The fact that food is delivered on HO train cars that run in a circuit from the kitchen to the counter is one factor in this restaurant's appeal, but as Chicago correspondent Mike Gerbert points out in his review of The Choo-Choo, the restaurant also serves some of the best smashed griddle burgers on the Illinois side of the Indiana border, complete with crispy, lacy edges.
You can order burgers as a single ($7.55) or a double ($8.75)...but be warned: if you are there when a kid is celebrating a birthday (something that Mike says will happen "every 10 minutes or so"), staff will play a birthday song that will lodge itself in your head like a South American brain parasite with a half-life of 68,000 years. Yikes!
Classic Burger at The Stockyards, Toronto, Canada
Chef Tom Davis says his original plan at The Stockyards was to sell grilled burgers, but after discovering the smashed technique on AHT, he was an instant convert. IMHO, it's a decision that paid off.
Burgers are made from 80/20 beef that's hand-formed loosely into five-ounce balls and smashed on the 20-year-old Miraclean griddle to a thickness of about 3/4 of an inch, which gives them a thick, brown crust on both sides. By default, burgers are cooked to medium-well, but if you order yours medium-rare, it will still be plenty juicy. The classic burger ($7) is delicious as-is, but if you want something out-of-the-box, go for the Butter Burger ($11), with bone marrow, blue cheese, and red wine butter.
Where is your favorite spot for smashed burgers? Let us know in the comments.
- The Food Lab: Maximize Flavor by Ultra-Smashing Your Burger
- The Burger Lab: Smashed Burgers vs. Smashing Burgers
- On Smashburger and Smashed Burgers in General

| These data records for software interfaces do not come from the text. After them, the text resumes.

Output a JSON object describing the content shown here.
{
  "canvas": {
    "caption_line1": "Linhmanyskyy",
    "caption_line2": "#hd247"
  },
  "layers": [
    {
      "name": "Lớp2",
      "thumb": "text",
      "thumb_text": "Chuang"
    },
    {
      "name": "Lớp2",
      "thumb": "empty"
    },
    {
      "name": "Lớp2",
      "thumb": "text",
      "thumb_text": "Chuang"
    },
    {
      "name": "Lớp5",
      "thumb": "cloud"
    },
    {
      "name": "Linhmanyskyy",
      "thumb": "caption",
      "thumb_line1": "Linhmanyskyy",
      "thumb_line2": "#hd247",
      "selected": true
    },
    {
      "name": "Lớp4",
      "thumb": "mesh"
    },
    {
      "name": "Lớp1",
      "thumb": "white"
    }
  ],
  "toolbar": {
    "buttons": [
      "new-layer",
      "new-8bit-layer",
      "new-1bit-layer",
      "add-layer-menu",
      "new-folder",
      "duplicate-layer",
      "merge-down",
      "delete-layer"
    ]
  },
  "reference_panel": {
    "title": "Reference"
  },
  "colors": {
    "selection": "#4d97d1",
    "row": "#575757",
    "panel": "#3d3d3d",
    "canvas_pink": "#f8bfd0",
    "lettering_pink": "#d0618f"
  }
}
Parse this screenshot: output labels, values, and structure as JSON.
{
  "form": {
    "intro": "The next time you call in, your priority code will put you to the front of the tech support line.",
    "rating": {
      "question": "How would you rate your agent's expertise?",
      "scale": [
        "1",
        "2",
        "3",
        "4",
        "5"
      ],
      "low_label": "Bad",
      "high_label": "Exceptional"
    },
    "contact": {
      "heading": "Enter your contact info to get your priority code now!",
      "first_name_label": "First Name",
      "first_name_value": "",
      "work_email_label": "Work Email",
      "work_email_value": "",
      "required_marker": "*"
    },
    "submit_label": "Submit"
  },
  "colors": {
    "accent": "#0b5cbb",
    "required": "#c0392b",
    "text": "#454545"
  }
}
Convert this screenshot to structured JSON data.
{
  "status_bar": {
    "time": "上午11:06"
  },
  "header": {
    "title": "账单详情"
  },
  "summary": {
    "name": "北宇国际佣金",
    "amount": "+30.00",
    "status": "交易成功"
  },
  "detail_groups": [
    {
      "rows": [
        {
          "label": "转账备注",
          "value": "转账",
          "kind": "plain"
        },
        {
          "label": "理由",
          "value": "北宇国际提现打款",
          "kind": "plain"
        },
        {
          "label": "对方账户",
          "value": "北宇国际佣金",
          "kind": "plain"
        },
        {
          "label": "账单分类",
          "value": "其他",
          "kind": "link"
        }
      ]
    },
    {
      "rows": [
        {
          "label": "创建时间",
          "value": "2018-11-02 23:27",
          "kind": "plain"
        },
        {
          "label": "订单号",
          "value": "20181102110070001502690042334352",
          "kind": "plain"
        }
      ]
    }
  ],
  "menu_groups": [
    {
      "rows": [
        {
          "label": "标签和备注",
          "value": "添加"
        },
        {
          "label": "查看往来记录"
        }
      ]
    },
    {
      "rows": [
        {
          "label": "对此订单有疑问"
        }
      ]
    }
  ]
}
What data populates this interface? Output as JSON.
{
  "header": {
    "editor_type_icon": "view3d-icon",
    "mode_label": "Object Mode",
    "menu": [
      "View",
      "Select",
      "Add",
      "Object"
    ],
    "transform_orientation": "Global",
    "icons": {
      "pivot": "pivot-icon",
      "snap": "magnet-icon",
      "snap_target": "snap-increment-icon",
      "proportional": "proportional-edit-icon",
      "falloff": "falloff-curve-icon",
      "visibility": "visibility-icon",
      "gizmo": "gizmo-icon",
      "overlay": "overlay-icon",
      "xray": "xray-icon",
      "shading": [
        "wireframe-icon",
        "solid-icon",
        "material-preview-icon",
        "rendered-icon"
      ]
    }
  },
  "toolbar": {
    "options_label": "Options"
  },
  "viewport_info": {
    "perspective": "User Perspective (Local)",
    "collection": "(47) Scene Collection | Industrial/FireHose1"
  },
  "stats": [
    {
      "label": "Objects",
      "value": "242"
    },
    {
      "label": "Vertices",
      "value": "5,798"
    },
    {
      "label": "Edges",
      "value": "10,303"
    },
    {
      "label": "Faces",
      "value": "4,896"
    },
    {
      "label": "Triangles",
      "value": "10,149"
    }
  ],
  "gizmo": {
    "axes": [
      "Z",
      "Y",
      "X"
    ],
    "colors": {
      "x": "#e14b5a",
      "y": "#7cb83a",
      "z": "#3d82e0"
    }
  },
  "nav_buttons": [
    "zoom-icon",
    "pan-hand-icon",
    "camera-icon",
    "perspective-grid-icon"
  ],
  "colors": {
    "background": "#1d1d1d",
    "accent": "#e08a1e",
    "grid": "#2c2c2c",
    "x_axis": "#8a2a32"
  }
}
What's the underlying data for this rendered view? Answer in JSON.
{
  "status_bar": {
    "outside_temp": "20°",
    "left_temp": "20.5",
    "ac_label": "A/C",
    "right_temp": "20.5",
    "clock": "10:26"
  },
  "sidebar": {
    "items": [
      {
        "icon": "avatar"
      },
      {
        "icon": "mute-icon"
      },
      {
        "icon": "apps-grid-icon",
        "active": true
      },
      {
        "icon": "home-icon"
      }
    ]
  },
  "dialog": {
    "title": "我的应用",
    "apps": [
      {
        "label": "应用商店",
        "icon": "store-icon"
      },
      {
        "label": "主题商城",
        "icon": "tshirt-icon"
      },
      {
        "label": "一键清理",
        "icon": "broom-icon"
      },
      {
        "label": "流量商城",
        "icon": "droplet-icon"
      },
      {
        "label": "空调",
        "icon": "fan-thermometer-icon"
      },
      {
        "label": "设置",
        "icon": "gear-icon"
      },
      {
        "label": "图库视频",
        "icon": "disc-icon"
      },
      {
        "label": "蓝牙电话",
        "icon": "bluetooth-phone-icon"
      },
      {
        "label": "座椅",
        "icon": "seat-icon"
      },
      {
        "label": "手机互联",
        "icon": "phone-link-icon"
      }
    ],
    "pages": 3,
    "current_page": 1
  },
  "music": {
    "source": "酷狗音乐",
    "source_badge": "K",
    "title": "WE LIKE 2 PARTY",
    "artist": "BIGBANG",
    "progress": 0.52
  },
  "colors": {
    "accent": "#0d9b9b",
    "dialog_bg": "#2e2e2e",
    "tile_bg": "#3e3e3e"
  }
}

This post may contain links to Amazon or other partners; your purchases via these links can benefit Serious Eats. Read more about our affiliate linking policy.